PROBLEM DETAILS.
The word "date" turns up on some lines of this data; say how many, and give no other text.

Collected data
- Opening Delimiter -

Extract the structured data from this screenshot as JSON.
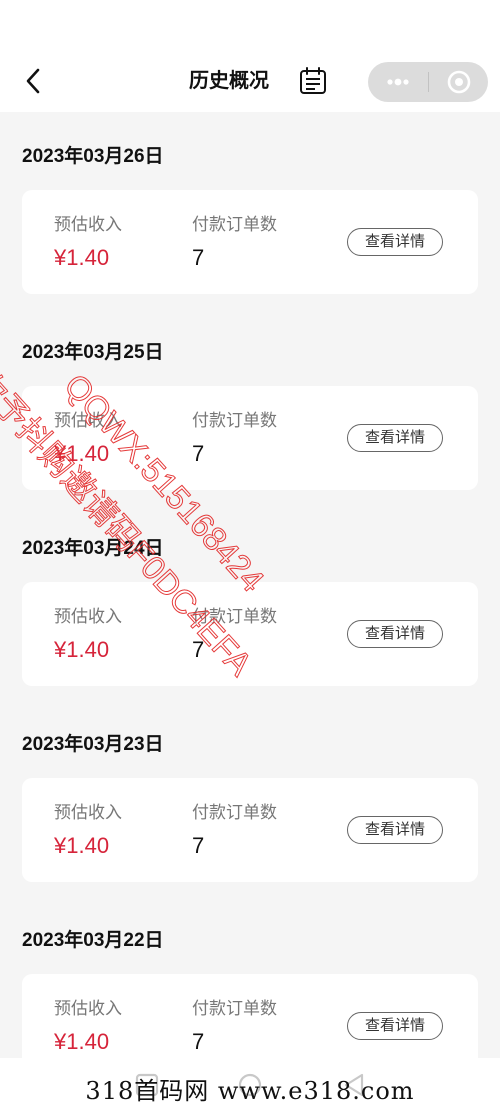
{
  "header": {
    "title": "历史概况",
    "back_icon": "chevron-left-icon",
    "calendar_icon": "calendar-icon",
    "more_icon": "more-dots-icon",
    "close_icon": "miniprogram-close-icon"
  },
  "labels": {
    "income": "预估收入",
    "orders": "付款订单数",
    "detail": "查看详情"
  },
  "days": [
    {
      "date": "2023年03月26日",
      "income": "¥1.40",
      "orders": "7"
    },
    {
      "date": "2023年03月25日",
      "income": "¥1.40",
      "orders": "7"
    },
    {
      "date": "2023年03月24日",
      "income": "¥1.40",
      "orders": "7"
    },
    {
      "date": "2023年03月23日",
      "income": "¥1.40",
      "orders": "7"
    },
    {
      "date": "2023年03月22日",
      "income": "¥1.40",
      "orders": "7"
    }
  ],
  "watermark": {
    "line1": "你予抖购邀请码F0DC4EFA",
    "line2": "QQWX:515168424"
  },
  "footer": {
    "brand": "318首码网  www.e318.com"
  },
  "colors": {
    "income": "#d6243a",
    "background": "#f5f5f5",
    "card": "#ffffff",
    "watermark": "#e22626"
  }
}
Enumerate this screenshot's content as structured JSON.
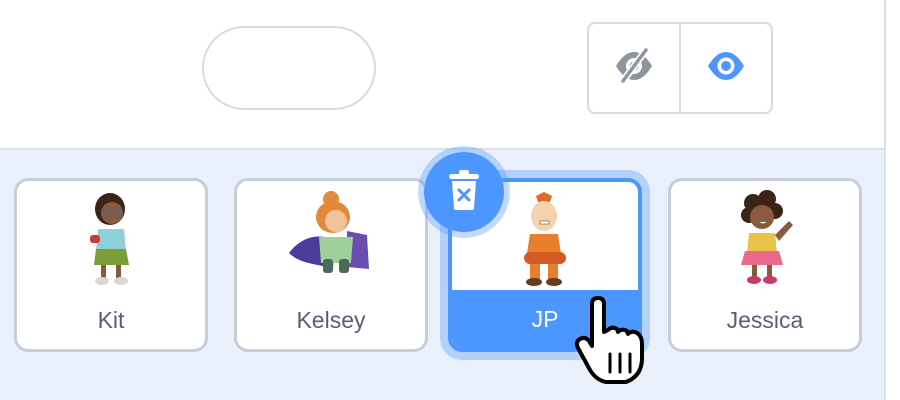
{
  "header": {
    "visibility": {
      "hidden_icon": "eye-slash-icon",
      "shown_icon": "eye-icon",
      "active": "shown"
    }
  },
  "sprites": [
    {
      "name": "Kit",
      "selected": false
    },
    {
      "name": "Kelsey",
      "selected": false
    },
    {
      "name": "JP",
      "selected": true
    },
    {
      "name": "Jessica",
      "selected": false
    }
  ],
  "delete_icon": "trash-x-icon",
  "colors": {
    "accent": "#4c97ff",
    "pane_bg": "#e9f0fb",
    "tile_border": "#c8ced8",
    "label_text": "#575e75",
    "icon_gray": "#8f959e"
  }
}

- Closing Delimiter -
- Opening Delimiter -

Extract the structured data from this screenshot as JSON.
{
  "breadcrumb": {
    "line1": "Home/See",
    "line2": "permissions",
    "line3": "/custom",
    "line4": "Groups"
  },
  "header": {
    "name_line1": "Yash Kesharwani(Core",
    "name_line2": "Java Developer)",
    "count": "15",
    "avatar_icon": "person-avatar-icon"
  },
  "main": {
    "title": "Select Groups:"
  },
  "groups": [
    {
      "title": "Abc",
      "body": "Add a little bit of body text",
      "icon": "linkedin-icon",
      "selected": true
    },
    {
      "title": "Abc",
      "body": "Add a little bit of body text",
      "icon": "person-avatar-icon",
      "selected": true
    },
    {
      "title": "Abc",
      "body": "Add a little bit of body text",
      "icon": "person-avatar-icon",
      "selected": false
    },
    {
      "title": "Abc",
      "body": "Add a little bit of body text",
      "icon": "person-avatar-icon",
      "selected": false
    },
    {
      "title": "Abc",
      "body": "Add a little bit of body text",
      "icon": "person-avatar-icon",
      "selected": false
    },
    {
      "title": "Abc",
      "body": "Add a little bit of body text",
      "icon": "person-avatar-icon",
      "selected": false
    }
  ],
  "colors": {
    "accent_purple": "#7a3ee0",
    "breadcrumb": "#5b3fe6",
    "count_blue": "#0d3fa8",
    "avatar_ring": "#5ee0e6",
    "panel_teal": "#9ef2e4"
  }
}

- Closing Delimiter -

RESULT OF THE TASK.
5